Go through the entries below and say how many lines contain the string "foto"; write only that number.

╔══

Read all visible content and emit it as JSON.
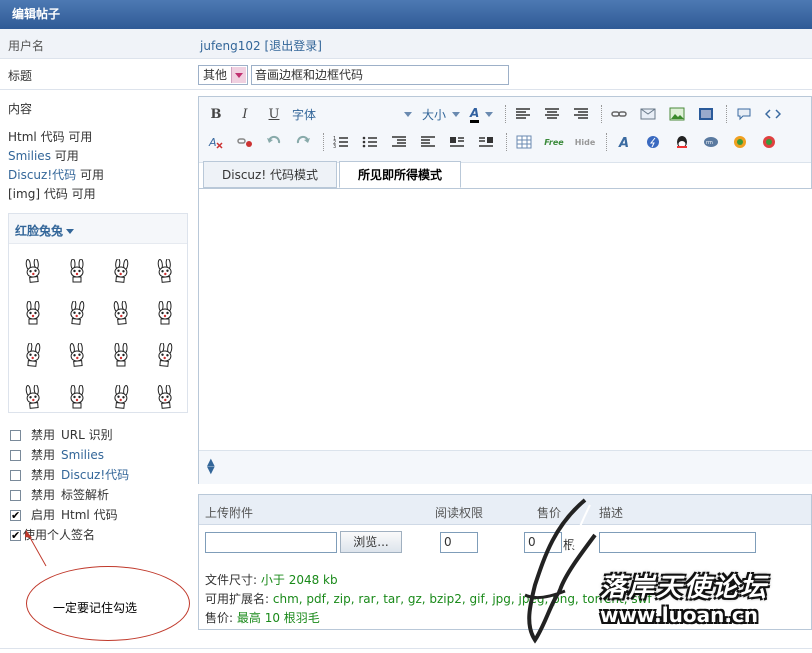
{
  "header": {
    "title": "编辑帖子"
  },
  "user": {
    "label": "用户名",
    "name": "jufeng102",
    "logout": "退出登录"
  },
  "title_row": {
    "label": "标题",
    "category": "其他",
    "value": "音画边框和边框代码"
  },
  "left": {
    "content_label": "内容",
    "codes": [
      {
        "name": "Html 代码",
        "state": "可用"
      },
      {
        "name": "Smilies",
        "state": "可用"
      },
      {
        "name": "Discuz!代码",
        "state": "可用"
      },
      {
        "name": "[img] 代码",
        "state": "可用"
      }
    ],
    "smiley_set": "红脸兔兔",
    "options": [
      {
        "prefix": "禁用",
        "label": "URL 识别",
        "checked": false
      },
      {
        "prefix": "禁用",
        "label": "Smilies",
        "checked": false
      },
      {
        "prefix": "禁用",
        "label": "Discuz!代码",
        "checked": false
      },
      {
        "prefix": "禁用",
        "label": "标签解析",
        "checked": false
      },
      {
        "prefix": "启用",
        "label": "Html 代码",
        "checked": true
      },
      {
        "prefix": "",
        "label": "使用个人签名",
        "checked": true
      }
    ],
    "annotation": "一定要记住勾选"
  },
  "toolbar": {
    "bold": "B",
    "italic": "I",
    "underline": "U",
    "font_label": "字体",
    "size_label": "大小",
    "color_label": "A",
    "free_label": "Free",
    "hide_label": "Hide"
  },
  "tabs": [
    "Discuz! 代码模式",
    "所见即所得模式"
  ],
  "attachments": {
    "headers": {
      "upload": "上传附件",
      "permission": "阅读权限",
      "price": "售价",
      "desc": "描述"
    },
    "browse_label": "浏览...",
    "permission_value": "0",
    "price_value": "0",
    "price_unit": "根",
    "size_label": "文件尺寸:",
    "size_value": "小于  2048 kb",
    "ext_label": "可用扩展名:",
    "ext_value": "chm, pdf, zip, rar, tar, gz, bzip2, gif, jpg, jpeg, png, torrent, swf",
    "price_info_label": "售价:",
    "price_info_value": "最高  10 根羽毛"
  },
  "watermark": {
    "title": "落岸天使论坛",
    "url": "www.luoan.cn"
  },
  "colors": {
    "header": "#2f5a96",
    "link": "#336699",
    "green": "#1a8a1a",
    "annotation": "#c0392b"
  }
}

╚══
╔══

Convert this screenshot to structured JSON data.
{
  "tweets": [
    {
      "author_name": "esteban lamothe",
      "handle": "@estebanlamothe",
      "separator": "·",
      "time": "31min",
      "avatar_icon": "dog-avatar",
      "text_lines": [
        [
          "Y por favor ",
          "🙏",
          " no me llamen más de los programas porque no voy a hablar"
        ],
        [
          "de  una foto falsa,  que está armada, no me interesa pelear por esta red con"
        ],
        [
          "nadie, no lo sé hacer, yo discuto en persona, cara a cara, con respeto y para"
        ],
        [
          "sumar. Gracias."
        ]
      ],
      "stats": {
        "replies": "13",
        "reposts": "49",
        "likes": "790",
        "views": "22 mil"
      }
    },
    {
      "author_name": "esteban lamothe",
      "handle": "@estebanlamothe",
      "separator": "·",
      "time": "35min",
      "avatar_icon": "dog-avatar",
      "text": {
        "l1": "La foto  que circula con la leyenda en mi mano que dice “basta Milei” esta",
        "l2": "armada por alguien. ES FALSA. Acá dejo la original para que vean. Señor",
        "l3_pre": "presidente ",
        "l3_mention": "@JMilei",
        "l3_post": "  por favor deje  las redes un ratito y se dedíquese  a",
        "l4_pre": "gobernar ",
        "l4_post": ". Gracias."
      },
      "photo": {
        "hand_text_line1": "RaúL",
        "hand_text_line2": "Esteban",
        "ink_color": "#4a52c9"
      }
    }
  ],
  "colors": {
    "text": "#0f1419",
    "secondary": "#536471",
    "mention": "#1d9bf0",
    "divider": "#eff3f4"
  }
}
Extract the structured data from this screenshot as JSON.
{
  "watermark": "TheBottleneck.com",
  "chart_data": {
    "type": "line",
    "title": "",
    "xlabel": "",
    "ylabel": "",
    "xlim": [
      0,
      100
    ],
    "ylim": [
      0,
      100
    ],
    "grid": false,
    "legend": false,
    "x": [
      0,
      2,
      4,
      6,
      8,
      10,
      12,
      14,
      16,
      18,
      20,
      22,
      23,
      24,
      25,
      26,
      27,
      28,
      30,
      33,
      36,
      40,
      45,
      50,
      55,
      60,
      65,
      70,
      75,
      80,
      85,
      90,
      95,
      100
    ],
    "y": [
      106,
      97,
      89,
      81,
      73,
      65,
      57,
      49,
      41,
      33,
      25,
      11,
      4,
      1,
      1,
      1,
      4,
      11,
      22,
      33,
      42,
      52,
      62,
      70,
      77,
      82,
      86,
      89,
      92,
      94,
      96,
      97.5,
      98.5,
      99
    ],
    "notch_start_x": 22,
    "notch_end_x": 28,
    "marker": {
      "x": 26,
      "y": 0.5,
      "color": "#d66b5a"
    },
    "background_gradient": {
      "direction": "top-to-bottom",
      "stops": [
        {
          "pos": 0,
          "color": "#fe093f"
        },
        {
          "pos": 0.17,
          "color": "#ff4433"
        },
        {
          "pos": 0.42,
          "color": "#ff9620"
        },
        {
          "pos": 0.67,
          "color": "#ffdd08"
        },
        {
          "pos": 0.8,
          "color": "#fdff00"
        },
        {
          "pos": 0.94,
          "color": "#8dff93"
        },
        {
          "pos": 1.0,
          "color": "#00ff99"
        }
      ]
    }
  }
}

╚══
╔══

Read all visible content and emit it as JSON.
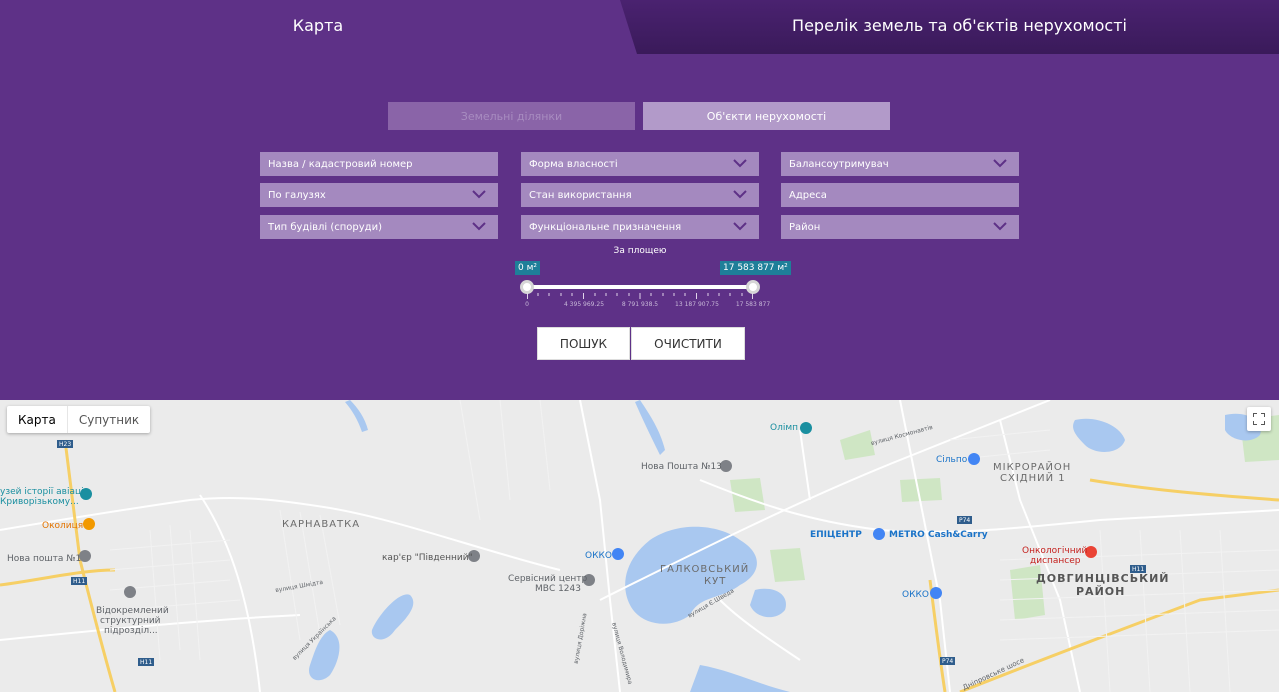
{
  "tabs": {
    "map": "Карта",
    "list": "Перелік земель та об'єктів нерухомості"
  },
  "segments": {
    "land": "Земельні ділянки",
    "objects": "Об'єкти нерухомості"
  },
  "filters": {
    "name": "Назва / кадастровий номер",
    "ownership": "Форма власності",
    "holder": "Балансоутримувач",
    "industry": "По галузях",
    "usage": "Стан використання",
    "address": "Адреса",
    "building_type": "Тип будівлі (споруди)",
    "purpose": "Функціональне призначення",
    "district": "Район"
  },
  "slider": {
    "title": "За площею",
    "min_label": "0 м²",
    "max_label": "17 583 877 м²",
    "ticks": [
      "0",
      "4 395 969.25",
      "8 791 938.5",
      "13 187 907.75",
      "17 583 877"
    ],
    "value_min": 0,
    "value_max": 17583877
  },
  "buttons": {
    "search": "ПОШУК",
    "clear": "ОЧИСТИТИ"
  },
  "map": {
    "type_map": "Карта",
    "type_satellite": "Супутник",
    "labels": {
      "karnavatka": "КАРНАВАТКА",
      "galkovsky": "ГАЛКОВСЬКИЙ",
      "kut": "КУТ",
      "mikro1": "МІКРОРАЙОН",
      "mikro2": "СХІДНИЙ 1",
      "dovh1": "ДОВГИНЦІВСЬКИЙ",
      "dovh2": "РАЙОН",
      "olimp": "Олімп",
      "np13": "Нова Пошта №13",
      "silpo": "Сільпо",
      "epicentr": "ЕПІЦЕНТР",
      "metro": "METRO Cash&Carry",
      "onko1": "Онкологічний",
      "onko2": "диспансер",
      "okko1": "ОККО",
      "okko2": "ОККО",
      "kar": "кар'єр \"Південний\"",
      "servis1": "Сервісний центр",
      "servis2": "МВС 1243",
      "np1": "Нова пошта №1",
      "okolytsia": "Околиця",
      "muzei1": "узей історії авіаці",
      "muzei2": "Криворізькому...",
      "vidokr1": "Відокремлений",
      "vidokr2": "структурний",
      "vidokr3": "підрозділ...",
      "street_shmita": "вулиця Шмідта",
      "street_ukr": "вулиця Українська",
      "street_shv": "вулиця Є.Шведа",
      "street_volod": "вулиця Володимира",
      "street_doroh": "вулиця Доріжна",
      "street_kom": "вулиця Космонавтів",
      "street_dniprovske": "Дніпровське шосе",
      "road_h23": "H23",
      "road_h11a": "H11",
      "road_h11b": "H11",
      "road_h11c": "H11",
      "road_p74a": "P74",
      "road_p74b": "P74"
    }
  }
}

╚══

Written answer =
2